Konstantin Yegorovich Makovsky (June 20, 1839 — September 17, 1915) was an influential Russian painter, affiliated with the "Peredvizhniki (Wanderers)". Many of his historical paintings, such as The Russian Bride's Attire (1889), showed an idealised view of Russian life of prior centuries. He is often considered a representative of a Salon art.
Konstantin was born in Moscow as the older son of a Russian art figure and amateur painter, Yegor Ivanovich Makovsky. His mother was a music composer, and hoped her son would one day follow in her footsteps. In 1851 Konstantin entered the Moscow School of Painting, Sculpture and Architecture where he became the top student, easily getting all the available awards.
In 1858 Makovsky entered the Imperial Academy of Arts in Saint Petersburg. A significant change in his style occurred after travelling to Egypt and Serbia in the mid-1870s. His interests changed from social and psychological problems to the artistic problems of colours and shape.

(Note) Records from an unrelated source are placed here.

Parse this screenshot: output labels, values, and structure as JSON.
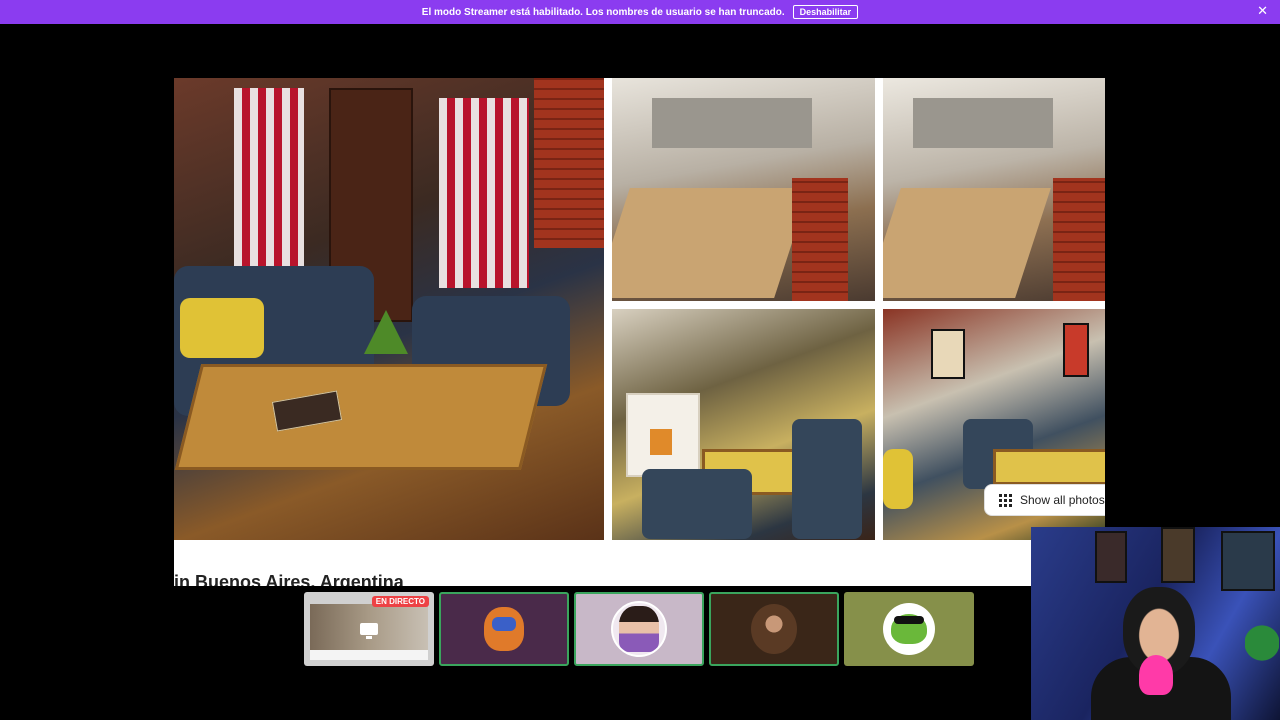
{
  "banner": {
    "text": "El modo Streamer está habilitado. Los nombres de usuario se han truncado.",
    "button_label": "Deshabilitar",
    "close_glyph": "✕",
    "background_color": "#8b3cf0"
  },
  "stream": {
    "show_all_label": "Show all photos",
    "location_title": "in Buenos Aires, Argentina"
  },
  "participants": {
    "screen_tile": {
      "live_badge": "EN DIRECTO",
      "icon": "monitor-icon"
    },
    "tiles": [
      {
        "avatar": "lion-avatar",
        "background": "#4a2a4a",
        "speaking": true
      },
      {
        "avatar": "person-avatar",
        "background": "#c8b8c8",
        "speaking": true
      },
      {
        "avatar": "hagrid-avatar",
        "background": "#3a2618",
        "speaking": true
      },
      {
        "avatar": "frog-avatar",
        "background": "#86904a",
        "speaking": false
      }
    ]
  },
  "colors": {
    "live": "#ed4245",
    "speaking_ring": "#3aa55d"
  }
}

In the 1880s he became a fashioned author of portraits and historical paintings. He was one of the most highly appreciated and highly paid Russian artists of the time. Many democratic critics considered him as a renegade of the Wanderers' ideals, producing (like Henryk Siemiradzki) striking but shallow works, while others see him as a forerunner of Russian Impressionism.
Makovsky became a victim of a road accident (his horse-driven carriage was hit by an electric tram) and died in 1915 in Saint Petersburg.